A Look at Square Books: Modern Oxford
Square Books is a bookstore located in the heart of the south, Oxford, Mississippi. The store opened in the September of 1979, founded by both Richard and Lisa Howorth, as a privately owned bookstore. Oxford is the town that houses the University of Mississippi, a school that has produced many a great writer, including the likes of John Grisham, William Faulkner, and John Faulkner. It comes with no surprise that a town with such great academic history would also house an amazing bookstore that specializes in literary fantasy, works of Southern authors, and books packed with information about the South.
A simple map of the Oxford area, just giving an outline of the size of the town and an easy way to view stores in the area, from Google Maps
From the outside of Square Books, you can see a clear old school traditional bookstore look with the building itself. The building has a distinct smooth brick red color with gray decals towards the top of the building. From the front I was able to see a large glass window spanning the front of the first floor of the two story building, peeking in at the books that are on display to the public. As I used streetview to turn the corner of the street, there is a staircase marked going up to the second floor of the store and the balcony that branches directly off of it for customers to sit outside and enjoy the weather and read a book that they just bought or for groups to meet and discuss or just hang out.
Front shot of the Square Books Building courtesy of Google Maps Street View
Shot from the side of the same building courtesy of Google Maps Street View
The most notable feature of Oxford is undoubtedly Ole Miss. The University of Mississippi is a public university specializing in research with a student body of over 20,000 and an 81% acceptance rate. The facilities of the school take up a large chunk of the cityscape but also add greatly to the amount of people that reside in the town with almost the same population as the school. Oxford has been called one of the six best college towns by USA Today and the county that is resides in, Lafayette County, typically has the lowest unemployment rate per quarter in the state. And while technically the University of Mississippi doesn’t actually reside within the town, instead opting to call the surrounding area “University”, it very much fuels the kind of stores and market of the city. I have personal experience living in a college town, as I reside in Newark, DE, home of the University of Delaware and the Fightin’ Blue Hens so I understand how city culture and the stores around it can almost revolve around the kinds of students there.
The Law Building of Ole Miss, courtesy of law.olemiss.edu

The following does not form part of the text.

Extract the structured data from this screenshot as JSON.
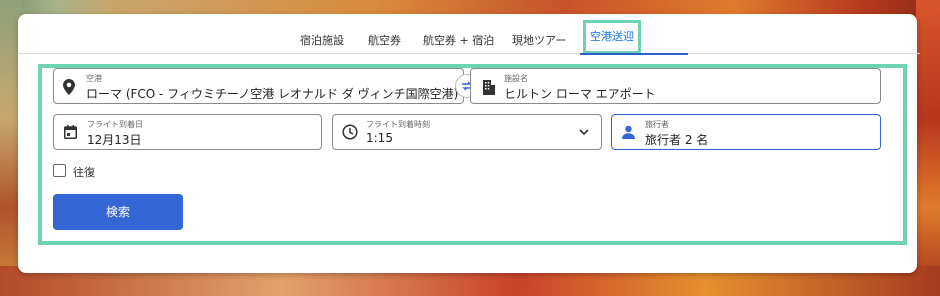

While Newark has a heavily asian focused cuisine due to the high amount of transfer students from the East that we have, Oxford seems to have alot more local style creole food and cheap chain restaurants to cater to the residents of the area and the students who are still struggling to make a living there, paying for school. Stores like Little Caesar’s, Starbucks, McDonalds, Taco Bell and the like are focused around the major roads and the school itself while the town center where all of the residents and the bookstore hole themselves up have more local cuisine. This really manifests itself with the stores Boure, Soulshine Pizza Factory, and Rib Cage. All of these stores have a very southern focus, with Boure being a casual creole restaurant, Soulshine Pizza being a store that specializes in serving both pizza and po’ boys (an old cajun tradition that puts meat and condiments on a French baguette that typically has a Louisiana styled hot sauce on it; I would recommend them, catfish po’ boys with melted butter on them are absolutely amazing) and Rib Cage, a shop serving up barbecue, a classic southern staple.
Boure, Creole Restaurant
Soulshine Pizza Factory, Pizzas and Po’ Boys
Rib Cage, Traditional Southern BBQ
Other things of note in the town are the fact that there are over 80 churches of various faiths and denominations spanning the area around the city and the schools of the Lafayette School district residing inside of the city limits that have some of the highest test scores of the entire state, and the county courthouse sitting only across the street. For entertainment outside of the bookstore and watching the Ole Miss Rebels play, there is The Lyric Oxford performing arts theater only two blocks from the bookstore and several strip malls just off 314 to the east.